Counts, who’s 32, was born with detached retinas in both eyes. A series of operations when he was a baby only made the condition worse: he’s now completely blind in his right eye and his left eye is weak. He can’t drive; he can barely navigate the dim rooms he works in several nights a week. You can tell something’s wrong just by looking at him: his right eye is glassy and both of his pupils are oblong, giving him an eerie, feline countenance.

Outside on the sidewalk, Counts says, he pulled out the pepper spray he carries around for self-defense and blasted it toward the bouncer’s legs. “It was a warning shot,” Counts says. “I didn’t want to spray him in the face.” But the door swung back open, and some of the spray might’ve gone inside, he says. “My retinopathists have warned me against getting into fights, and I am a pacifist to begin with. . . . I took only the necessary caution in preventing myself from getting clocked in the head, possibly blinded for life.”

Sarpalius has a different story. It was closing time, he says, and Counts was still playing loud enough to disturb the bar’s neighbors, so Sarpalius turned down the volume. Counts turned it back up, so Sarpalius lowered it again. Then Counts got angry, says Sarpalius, and called him “every name in the book.” Sarpalius handed Counts $45, or 10 percent of the register–the payment they’d agreed on. Then Counts went nuts, Sarpalius says. “He unplugged all of our equipment–turntables, mixer, CD players.” He pulled the plugs so violently, says Sarpalius, that one of the club’s new DJ monitors broke. Sarpalius asked the bouncer to remove Counts from the premises. The bouncer grabbed Counts’s shoulder and the back of his neck and shoved him out the door. He was back inside for a few seconds when the door flew open and Counts squirted the pepper spray in his direction.

At this point the stories converge. Everyone agrees that Counts and Shannon left Lava on foot and headed south on Damen. Sarpalius left the club and approached two officers in a police car parked across the street and asked them to go get Counts.
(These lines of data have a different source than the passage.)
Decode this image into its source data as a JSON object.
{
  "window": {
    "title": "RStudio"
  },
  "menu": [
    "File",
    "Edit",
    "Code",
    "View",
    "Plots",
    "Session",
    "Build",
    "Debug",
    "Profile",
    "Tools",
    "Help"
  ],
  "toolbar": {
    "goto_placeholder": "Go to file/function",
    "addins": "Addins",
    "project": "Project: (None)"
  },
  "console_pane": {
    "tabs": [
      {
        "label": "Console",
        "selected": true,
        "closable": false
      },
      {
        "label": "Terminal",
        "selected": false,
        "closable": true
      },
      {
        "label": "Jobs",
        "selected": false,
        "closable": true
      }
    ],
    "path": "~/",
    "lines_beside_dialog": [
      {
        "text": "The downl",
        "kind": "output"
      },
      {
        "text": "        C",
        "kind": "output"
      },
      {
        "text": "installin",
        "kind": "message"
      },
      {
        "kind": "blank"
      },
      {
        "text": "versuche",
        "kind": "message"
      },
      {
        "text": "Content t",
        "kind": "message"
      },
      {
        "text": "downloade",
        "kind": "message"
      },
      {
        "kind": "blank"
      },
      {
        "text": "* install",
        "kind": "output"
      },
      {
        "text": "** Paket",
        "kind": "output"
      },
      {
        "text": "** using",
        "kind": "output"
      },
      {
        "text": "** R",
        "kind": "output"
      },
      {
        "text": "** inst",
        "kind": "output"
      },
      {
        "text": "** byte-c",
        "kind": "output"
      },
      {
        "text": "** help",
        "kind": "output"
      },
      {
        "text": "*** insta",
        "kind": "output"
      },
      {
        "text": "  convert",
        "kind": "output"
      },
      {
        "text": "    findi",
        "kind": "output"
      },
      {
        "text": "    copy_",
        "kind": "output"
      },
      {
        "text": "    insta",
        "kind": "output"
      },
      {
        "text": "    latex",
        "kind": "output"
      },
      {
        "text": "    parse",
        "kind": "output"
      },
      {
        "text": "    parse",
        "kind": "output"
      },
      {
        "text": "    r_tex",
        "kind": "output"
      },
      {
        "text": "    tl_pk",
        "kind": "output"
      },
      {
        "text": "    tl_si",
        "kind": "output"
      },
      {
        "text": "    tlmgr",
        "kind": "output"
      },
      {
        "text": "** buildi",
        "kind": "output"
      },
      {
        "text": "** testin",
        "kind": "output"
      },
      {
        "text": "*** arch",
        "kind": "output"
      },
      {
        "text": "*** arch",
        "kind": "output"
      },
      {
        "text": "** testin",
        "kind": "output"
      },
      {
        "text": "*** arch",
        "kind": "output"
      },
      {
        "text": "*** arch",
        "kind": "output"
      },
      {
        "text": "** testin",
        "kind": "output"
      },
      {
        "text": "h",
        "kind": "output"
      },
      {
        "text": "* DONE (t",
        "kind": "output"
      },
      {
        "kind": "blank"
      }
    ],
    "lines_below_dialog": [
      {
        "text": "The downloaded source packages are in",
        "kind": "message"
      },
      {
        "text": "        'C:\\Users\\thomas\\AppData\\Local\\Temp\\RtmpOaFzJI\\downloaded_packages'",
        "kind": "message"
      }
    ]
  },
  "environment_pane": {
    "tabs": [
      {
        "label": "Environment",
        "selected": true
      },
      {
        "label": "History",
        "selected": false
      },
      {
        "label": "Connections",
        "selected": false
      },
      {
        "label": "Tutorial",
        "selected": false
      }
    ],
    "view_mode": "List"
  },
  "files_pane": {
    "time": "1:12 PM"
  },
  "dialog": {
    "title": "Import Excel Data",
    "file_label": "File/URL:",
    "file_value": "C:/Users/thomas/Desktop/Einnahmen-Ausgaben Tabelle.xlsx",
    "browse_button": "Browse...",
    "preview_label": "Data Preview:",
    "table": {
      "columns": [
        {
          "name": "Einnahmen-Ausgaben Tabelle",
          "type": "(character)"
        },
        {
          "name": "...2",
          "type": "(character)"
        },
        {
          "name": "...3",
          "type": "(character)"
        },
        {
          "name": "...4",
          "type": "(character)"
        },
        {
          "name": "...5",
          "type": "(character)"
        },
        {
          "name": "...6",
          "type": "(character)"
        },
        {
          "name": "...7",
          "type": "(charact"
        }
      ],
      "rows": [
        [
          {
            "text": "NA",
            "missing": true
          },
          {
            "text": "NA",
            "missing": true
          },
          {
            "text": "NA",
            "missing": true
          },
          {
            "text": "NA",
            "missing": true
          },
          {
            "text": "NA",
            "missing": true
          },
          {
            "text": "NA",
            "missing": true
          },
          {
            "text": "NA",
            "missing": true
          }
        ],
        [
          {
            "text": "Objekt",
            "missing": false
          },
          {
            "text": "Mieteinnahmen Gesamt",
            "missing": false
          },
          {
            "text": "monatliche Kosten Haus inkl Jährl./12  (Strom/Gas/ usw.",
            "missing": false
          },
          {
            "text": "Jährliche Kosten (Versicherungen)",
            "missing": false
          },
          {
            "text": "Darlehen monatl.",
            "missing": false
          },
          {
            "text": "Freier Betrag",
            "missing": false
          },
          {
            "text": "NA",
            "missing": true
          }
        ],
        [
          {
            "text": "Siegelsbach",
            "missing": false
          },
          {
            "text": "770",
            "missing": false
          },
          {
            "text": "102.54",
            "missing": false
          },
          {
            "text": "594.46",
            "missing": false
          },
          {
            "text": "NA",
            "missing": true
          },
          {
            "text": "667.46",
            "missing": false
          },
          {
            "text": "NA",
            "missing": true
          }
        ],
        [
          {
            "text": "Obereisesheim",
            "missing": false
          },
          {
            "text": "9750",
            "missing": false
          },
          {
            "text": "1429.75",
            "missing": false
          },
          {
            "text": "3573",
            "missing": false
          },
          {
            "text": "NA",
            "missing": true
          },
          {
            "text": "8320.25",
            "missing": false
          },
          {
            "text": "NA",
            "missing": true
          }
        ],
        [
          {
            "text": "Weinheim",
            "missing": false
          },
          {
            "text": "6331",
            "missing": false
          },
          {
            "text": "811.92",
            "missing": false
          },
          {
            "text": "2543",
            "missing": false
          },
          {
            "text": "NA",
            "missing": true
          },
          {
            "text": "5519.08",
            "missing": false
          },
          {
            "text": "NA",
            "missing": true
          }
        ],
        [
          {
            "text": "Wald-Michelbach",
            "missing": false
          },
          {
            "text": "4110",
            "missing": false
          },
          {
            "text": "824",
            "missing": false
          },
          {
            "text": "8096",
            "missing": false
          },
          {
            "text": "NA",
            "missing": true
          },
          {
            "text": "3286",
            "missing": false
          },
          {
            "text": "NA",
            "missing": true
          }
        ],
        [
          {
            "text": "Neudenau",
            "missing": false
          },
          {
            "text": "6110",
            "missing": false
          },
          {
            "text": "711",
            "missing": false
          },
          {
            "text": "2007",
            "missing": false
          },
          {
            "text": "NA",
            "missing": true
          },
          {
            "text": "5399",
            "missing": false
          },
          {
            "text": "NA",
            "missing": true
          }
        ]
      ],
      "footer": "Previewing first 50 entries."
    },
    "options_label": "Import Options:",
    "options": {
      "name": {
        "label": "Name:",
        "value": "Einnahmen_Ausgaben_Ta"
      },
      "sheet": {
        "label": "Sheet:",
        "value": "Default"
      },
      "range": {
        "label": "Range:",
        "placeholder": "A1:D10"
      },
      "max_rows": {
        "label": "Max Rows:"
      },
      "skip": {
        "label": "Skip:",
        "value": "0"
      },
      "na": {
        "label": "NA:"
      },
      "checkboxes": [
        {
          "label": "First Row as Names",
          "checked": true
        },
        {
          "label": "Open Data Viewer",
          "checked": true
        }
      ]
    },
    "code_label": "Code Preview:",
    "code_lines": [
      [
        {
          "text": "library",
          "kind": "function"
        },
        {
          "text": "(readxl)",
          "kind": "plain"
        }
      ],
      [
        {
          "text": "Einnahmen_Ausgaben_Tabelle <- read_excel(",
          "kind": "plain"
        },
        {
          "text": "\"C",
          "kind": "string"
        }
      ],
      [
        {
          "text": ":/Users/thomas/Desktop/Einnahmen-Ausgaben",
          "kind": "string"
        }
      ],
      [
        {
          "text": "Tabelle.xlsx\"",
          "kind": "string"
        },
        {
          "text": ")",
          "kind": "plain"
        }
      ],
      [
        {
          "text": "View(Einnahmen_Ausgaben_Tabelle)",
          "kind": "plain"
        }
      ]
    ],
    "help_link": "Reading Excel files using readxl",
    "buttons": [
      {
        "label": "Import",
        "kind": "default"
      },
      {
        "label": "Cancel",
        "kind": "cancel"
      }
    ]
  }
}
The cops pulled up to Counts and Shannon and stopped their car. They told the friends to put their hands on the car, then cuffed them together. After a pat-down they asked Counts if he had just maced someone. “Well,” Counts remembers telling the officer, “if you listen I’ll explain.”

The officers didn’t seem interested in his explanation, he says. They took the cuff off Shannon and clamped it onto Counts’s other wrist. They told Counts he could give his equipment to Shannon or to the police. “But they told me, ‘You don’t want to give it to the police, because we might lose it,'” Counts says. So he gave his backpack to his friend.

Counts was taken to a police station in Logan Square, where he spent the night behind bars with a guy who was vomiting all over himself, he says. He was charged with simple battery, a misdemeanor. A court date has been set for August 24.

After being released Counts couldn’t get in touch with Shannon, who still had his equipment and who doesn’t have a working telephone, for five days, though he eventually did get his stuff back.

Sarpalius says he’s not sure if he’ll show up for the court date. “At first we thought we’d let it go, that hopefully he’d learned his lesson,” he says. “But now that he’s talking to the press about it . . .”

“I was assaulted, and then for defending myself I was charged with assault,” says Counts. “What’s crazy is that I’ve played at Lava for going on four years, on and off. I was always tight with those guys, and then they switched owners.” He says the incident separated him from his equipment, and as a result he lost a gig that weekend that would’ve paid him at least $250. “I don’t have any other work aside from DJing. My life is pretty much destroyed right now.”

Art accompanying story in printed newspaper (not available in this archive): photos/Andrea Bauer.